| Assigned task |
Could you count the lines in the entries beneath that hold the word "What"? Respond with the number alone.
Input data Start Marker
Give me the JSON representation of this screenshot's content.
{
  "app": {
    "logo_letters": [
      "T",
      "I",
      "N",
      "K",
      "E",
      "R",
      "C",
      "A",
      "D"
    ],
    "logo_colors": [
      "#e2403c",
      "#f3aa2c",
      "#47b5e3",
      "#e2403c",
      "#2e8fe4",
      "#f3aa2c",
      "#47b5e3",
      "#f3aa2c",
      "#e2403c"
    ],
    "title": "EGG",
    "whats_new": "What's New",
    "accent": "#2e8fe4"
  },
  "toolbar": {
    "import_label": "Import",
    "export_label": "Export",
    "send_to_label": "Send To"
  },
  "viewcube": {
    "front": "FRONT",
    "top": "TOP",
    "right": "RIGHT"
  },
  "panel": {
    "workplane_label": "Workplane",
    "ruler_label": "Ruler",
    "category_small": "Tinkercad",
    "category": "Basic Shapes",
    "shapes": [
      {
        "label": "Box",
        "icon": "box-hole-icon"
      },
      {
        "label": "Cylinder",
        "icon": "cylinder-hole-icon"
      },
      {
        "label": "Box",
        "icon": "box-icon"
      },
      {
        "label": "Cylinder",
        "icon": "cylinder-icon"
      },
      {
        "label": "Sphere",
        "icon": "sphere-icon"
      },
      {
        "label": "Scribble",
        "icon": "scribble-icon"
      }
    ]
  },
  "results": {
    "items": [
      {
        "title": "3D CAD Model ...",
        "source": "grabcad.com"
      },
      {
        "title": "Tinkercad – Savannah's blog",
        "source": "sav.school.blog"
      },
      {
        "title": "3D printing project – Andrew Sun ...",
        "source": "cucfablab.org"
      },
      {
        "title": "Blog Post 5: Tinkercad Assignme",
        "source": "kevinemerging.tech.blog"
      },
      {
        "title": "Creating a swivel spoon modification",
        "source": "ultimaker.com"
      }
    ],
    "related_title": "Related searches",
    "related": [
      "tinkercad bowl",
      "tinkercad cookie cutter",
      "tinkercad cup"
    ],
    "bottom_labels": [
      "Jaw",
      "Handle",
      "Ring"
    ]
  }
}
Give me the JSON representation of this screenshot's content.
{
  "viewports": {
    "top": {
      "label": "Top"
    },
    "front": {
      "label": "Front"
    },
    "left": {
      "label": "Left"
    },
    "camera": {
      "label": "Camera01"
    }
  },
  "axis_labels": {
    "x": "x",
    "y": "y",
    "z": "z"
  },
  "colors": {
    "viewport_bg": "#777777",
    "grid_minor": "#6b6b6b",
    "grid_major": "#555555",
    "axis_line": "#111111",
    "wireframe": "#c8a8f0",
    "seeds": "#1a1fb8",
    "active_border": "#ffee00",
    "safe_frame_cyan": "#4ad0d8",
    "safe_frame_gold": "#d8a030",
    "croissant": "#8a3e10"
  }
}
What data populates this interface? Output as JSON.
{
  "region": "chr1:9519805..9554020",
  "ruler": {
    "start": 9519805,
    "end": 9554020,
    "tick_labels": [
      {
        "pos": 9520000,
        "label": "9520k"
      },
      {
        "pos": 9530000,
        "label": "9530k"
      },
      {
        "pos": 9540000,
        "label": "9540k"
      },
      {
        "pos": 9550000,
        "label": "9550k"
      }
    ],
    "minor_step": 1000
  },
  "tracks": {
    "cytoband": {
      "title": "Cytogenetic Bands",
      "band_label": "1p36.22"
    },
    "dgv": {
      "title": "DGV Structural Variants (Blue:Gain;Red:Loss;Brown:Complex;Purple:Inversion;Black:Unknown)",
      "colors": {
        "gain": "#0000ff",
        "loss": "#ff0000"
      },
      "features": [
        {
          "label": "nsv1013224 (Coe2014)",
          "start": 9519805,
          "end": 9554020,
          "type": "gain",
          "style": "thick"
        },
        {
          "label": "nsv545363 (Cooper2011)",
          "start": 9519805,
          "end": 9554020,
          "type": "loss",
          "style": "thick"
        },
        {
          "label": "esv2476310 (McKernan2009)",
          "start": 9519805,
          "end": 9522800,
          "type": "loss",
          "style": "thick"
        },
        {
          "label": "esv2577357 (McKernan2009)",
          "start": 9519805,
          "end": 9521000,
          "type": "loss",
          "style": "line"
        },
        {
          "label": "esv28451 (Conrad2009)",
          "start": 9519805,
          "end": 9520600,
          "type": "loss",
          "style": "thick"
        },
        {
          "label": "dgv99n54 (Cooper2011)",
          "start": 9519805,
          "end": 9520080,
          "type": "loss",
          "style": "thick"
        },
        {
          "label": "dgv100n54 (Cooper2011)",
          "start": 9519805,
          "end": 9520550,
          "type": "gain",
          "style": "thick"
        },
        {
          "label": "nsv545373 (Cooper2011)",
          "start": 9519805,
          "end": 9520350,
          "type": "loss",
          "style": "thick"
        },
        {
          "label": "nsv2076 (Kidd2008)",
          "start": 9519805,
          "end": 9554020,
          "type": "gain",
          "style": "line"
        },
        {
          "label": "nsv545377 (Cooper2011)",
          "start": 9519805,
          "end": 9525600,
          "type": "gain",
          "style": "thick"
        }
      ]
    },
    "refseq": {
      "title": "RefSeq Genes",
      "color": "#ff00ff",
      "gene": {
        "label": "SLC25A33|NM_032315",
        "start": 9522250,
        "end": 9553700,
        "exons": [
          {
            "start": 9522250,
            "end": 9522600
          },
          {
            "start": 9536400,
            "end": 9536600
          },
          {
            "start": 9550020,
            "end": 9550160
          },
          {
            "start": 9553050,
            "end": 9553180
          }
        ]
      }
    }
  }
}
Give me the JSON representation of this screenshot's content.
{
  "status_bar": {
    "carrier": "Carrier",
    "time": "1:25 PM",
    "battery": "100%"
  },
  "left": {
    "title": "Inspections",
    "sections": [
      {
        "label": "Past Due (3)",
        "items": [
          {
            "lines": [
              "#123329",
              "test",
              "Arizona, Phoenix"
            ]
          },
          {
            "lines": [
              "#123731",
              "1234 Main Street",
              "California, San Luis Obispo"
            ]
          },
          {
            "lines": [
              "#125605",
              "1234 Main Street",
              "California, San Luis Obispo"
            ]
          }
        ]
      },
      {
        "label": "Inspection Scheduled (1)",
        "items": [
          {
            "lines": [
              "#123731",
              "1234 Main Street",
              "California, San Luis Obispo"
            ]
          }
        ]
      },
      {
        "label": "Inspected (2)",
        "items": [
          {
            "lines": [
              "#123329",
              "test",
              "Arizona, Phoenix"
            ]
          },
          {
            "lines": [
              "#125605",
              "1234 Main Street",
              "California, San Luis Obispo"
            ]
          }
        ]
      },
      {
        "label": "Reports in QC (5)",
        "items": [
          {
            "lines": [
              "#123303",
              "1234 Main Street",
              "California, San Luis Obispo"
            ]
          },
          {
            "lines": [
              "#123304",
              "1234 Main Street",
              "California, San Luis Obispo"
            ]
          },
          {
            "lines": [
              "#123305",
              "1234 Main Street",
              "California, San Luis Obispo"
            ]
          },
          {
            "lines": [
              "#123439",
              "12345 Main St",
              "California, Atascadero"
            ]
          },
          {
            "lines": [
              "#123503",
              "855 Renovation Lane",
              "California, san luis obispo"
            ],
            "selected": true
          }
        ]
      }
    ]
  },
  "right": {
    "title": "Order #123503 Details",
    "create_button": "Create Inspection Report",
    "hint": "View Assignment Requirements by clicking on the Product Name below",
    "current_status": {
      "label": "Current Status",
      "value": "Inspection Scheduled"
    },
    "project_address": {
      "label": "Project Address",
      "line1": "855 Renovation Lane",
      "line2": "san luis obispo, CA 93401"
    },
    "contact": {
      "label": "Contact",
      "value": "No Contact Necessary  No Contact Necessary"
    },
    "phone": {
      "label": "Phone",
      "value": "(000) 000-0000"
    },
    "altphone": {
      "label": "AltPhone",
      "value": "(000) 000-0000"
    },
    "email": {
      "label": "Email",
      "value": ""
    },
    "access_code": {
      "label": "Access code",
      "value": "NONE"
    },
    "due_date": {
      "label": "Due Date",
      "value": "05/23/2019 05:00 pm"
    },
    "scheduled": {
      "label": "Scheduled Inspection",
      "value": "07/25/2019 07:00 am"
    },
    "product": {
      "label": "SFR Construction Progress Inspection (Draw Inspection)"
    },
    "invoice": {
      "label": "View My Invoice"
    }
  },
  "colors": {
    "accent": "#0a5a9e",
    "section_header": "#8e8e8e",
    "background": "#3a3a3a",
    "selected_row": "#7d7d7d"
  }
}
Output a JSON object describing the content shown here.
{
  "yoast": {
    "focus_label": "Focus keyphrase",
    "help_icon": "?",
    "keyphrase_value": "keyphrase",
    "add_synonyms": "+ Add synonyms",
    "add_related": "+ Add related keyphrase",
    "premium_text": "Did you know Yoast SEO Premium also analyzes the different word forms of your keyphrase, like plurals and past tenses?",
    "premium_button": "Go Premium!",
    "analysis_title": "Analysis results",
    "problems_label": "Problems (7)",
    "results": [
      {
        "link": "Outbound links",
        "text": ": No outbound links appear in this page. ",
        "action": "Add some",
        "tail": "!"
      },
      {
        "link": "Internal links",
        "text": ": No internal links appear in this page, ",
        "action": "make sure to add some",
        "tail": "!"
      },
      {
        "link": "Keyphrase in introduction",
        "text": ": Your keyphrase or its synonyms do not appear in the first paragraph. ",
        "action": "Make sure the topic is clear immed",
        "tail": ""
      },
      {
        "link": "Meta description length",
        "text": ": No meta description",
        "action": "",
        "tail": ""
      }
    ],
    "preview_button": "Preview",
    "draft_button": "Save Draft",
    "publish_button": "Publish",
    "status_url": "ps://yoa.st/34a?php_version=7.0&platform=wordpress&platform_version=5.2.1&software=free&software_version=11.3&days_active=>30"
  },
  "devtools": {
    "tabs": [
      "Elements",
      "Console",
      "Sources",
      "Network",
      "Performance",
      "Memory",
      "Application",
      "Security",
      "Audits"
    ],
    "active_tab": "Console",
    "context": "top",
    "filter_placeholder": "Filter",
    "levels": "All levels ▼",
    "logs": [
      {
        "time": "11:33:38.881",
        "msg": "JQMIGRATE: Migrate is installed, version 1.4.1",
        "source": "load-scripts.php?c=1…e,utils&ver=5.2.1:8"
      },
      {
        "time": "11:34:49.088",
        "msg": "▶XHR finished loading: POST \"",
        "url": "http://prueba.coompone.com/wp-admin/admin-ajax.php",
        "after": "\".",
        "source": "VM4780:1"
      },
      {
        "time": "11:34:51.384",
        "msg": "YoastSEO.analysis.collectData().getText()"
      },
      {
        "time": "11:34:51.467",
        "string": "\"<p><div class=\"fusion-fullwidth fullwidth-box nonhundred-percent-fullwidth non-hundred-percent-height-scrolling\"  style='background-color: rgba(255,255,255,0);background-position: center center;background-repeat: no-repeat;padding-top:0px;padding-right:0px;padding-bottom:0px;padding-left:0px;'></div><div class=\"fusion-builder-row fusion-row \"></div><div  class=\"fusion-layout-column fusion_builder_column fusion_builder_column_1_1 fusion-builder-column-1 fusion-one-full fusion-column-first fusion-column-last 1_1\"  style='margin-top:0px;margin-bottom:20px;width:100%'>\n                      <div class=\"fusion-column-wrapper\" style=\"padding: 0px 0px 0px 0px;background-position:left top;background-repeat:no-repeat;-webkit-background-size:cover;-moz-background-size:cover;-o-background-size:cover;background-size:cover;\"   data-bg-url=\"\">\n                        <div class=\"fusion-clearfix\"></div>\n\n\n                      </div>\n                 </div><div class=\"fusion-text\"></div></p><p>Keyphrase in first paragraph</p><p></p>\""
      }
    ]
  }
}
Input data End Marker
| Exercise solution |
2